Who should I see for Low Back Pain?
Updated: Nov 11, 2019
Written by: Vincent Chou
About low back pain
Low back pain is increasingly common in today's society and is the world’s
leading cause of pain and disability. It is so common that during one’s
lifetime you will experience at least one episode of low back pain. You
may experience low back pain as a feeling of pain, stiffness, soreness or
discomfort in the lower back region and sometimes with accompanying
numbness or pain in the lower limbs.
An acute episode of low back pain can last anywhere up to 6 weeks and
may not fully recover and become a chronic ongoing issue. Therefore, it is
best to visit a practitioner to assess and address this issue immediately.
Who do I see to get relief?
You have some options:
● Doctor (GP)
● Massage Therapist
The above options are the most popular forms of treatment for low back
pain and are all suitable for treating low back pain. There are also other
alternative types of health care not listed above.
This article will briefly explain what each profession does so you can make
the best informed decision as to which profession is best suited for your
A GP is a good place to start for any kind of medical condition, they are
trained to assess and evaluate the situation and to determine the severity
of your condition. Depending on the severity of your condition they may
refer you for imaging or they may prescribe you medication and provide
self-help tips for managing the pain. They can also refer you to
practitioners that specialise in musculoskeletal conditions for further
treatment and management of low back
Chiropractors are trained in musculoskeletal conditions and are commonly
associated with treating low back pain. You do not need a GP referral to

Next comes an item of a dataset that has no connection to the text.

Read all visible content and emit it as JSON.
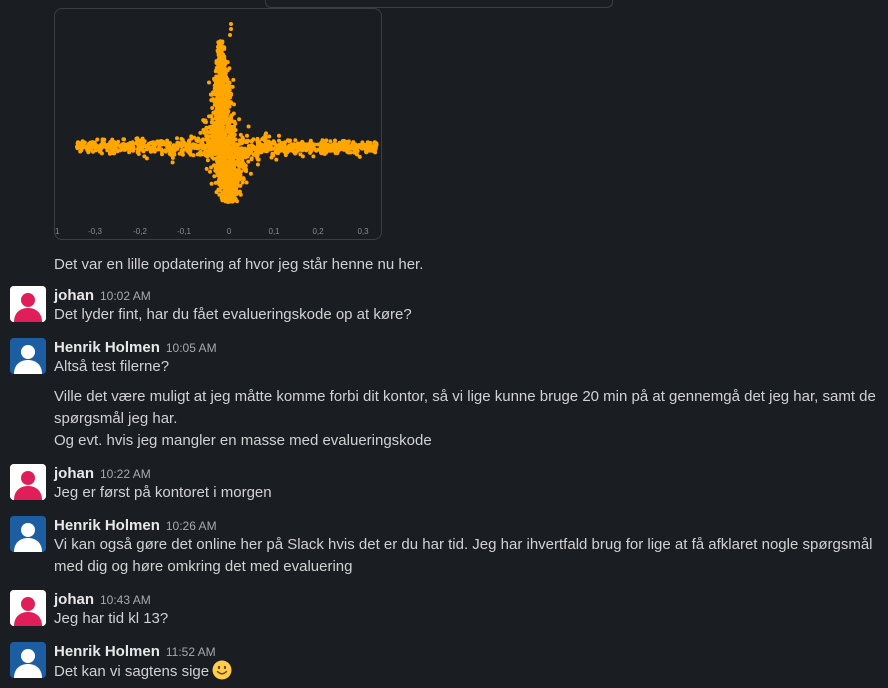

see a chiropractor so you can arrange an appointment directly.
Chiropractors will assess, exam and diagnose your condition and then
treat accordingly. They are able to treat the symptoms of your pain as
well as the root cause of your complaint and get you out of pain faster
and reduce the chance of it returning. Chiropractic care commonly
involves manual therapy (adjustments), soft tissue work, posture advice
A physiotherapist is also trained in musculoskeletal conditions. They are
similar to chiropractors, however they place more of an emphasis on
using exercises to treat the components of a low back complaint.
Physiotherapists are commonly associated with post-surgical rehabilitation
that uses exercises to retrain and strengthen the body. Physiotherapy
treatment often involves manual therapy (mobilisations), soft tissue work,
electrotherapy and exercises.
A massage therapist can also help alleviate the pain from your low back,
however they are not trained to assess and diagnose conditions. They
solely work on relaxing the muscles in your back for temporary pain relief.
They are not trained to identify and treat the causes of low back pain, but
rather to manage the superficial symptoms.